## Dataset rows for apps and sites
- Opening Delimiter -

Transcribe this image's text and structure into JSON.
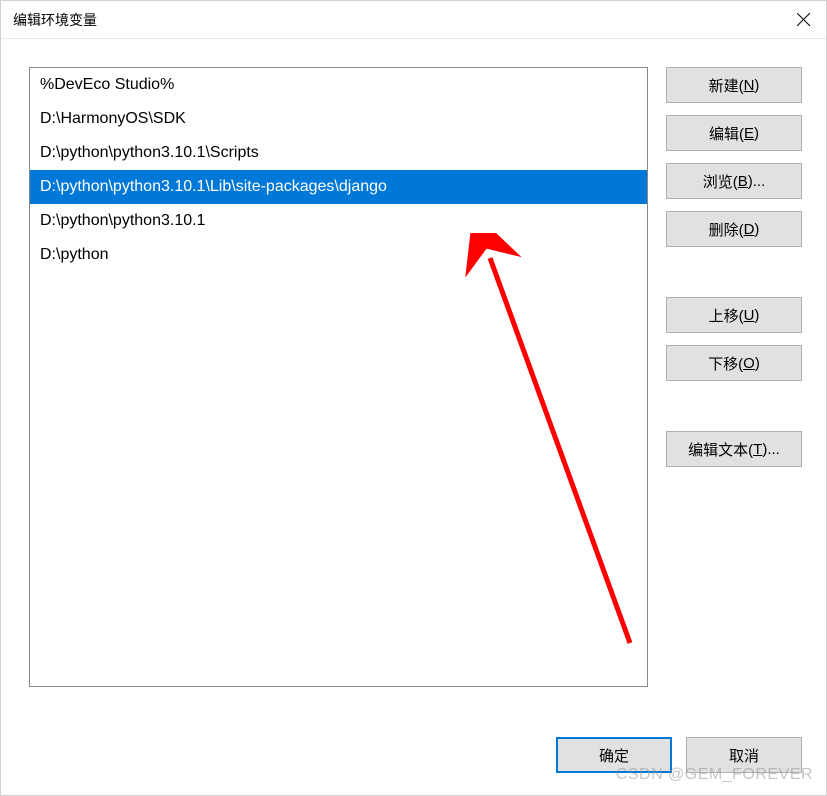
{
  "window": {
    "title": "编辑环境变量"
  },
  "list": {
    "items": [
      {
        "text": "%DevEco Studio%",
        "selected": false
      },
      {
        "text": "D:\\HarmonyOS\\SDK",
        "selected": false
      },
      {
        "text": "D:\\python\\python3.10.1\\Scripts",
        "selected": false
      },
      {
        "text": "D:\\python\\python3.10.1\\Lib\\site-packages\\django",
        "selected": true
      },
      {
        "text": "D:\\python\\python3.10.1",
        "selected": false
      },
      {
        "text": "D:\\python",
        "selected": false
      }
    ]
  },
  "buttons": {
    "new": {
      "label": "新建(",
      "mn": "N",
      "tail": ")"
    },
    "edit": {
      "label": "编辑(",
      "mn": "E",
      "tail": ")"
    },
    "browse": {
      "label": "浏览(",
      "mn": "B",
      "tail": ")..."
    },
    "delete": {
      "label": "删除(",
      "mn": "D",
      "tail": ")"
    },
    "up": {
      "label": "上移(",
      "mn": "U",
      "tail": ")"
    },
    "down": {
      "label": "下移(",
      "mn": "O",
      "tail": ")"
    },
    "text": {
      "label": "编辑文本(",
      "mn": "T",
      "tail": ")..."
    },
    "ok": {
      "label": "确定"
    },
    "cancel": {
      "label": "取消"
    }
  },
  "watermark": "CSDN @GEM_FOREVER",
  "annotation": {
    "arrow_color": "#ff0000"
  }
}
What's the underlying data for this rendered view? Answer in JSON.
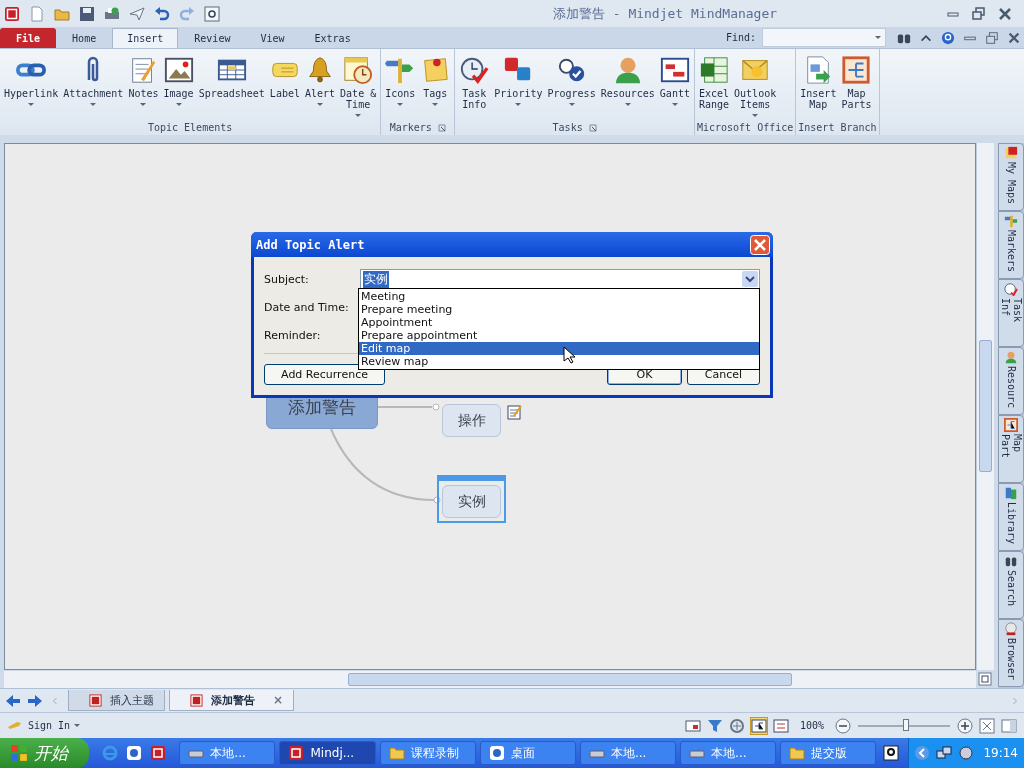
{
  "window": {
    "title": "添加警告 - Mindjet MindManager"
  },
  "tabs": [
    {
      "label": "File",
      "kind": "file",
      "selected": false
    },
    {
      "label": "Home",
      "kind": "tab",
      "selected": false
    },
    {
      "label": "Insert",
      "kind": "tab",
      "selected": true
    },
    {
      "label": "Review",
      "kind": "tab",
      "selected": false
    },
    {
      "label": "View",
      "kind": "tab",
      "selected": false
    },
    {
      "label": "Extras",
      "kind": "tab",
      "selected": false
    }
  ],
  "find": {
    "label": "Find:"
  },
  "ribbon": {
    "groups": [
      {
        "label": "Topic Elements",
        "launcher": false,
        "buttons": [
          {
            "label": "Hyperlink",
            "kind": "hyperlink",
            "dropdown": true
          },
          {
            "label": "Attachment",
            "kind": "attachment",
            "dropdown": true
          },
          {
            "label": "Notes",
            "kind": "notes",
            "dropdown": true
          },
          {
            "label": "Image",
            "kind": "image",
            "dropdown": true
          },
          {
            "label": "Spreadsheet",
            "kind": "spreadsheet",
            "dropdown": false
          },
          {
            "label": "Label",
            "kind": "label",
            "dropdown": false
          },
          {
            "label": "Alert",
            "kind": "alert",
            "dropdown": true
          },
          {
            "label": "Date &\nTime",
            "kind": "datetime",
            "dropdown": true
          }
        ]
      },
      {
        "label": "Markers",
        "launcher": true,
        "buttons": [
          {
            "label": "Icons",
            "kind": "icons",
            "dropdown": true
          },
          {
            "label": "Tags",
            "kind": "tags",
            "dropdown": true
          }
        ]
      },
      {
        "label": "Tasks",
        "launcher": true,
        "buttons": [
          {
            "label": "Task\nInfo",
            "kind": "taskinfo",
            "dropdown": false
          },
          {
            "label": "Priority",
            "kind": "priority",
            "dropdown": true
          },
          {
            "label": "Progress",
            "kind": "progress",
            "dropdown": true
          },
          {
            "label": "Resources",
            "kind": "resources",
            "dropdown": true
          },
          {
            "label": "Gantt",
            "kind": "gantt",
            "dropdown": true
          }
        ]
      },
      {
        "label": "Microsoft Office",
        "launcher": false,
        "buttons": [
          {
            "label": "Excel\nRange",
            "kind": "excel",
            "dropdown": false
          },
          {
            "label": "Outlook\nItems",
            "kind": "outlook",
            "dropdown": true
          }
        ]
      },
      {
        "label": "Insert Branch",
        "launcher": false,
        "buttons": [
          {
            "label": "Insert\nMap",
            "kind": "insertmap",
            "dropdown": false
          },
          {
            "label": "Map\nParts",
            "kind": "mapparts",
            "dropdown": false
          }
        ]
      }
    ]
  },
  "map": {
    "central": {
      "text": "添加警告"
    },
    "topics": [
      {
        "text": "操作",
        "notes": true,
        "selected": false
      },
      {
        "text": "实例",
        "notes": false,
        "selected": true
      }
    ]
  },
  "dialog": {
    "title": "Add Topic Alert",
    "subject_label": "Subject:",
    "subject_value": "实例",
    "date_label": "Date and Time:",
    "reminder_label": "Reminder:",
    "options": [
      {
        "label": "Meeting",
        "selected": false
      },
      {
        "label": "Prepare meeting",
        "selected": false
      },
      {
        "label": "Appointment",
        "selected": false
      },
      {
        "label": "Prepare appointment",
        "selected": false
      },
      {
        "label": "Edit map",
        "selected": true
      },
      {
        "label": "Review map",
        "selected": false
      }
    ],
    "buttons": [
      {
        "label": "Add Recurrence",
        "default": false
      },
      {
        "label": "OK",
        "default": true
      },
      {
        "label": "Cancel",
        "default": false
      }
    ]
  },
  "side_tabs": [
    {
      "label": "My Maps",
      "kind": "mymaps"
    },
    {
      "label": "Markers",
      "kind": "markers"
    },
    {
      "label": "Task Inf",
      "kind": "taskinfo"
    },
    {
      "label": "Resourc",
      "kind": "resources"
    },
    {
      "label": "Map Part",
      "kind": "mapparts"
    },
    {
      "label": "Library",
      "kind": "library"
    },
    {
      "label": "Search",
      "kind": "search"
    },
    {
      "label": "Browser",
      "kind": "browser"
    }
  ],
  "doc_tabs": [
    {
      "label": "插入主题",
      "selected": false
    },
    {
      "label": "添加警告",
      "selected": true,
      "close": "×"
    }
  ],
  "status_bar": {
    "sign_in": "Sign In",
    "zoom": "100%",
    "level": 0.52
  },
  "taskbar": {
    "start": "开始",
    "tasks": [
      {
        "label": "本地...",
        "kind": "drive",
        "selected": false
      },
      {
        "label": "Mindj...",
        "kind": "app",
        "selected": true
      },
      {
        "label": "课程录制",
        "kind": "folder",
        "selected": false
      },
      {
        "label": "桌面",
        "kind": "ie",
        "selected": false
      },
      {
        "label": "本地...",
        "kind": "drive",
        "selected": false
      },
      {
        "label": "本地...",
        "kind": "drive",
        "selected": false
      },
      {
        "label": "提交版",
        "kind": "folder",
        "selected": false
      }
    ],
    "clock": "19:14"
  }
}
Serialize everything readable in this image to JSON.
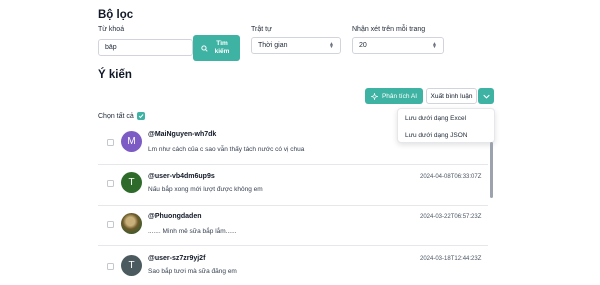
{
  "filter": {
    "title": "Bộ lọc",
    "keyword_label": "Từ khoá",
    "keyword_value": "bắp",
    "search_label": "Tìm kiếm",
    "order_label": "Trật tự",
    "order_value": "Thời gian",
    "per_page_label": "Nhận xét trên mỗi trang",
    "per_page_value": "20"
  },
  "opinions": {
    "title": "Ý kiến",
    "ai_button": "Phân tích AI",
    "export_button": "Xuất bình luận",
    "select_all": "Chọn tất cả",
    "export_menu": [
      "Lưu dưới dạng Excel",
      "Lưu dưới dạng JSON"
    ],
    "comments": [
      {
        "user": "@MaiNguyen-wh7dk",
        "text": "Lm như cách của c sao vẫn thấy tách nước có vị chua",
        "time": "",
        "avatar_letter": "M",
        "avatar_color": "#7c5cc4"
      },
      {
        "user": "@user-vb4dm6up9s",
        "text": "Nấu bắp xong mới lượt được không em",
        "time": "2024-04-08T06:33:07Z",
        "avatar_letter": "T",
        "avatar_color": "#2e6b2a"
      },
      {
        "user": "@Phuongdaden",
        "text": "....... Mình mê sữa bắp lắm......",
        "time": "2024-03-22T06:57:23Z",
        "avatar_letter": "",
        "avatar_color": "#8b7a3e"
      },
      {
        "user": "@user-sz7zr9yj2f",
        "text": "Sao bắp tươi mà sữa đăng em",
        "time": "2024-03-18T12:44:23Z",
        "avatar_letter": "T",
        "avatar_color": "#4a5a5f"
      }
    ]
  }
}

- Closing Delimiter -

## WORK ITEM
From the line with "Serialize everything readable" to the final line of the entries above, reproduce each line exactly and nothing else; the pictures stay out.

## RESPONSE TO THIS EXERCISE
Serialize everything readable in this image to JSON.
{
  "filter": {
    "title": "Bộ lọc",
    "keyword_label": "Từ khoá",
    "keyword_value": "bắp",
    "search_label": "Tìm kiếm",
    "order_label": "Trật tự",
    "order_value": "Thời gian",
    "per_page_label": "Nhận xét trên mỗi trang",
    "per_page_value": "20"
  },
  "opinions": {
    "title": "Ý kiến",
    "ai_button": "Phân tích AI",
    "export_button": "Xuất bình luận",
    "select_all": "Chọn tất cả",
    "export_menu": [
      "Lưu dưới dạng Excel",
      "Lưu dưới dạng JSON"
    ],
    "comments": [
      {
        "user": "@MaiNguyen-wh7dk",
        "text": "Lm như cách của c sao vẫn thấy tách nước có vị chua",
        "time": "",
        "avatar_letter": "M",
        "avatar_color": "#7c5cc4"
      },
      {
        "user": "@user-vb4dm6up9s",
        "text": "Nấu bắp xong mới lượt được không em",
        "time": "2024-04-08T06:33:07Z",
        "avatar_letter": "T",
        "avatar_color": "#2e6b2a"
      },
      {
        "user": "@Phuongdaden",
        "text": "....... Mình mê sữa bắp lắm......",
        "time": "2024-03-22T06:57:23Z",
        "avatar_letter": "",
        "avatar_color": "#8b7a3e"
      },
      {
        "user": "@user-sz7zr9yj2f",
        "text": "Sao bắp tươi mà sữa đăng em",
        "time": "2024-03-18T12:44:23Z",
        "avatar_letter": "T",
        "avatar_color": "#4a5a5f"
      }
    ]
  }
}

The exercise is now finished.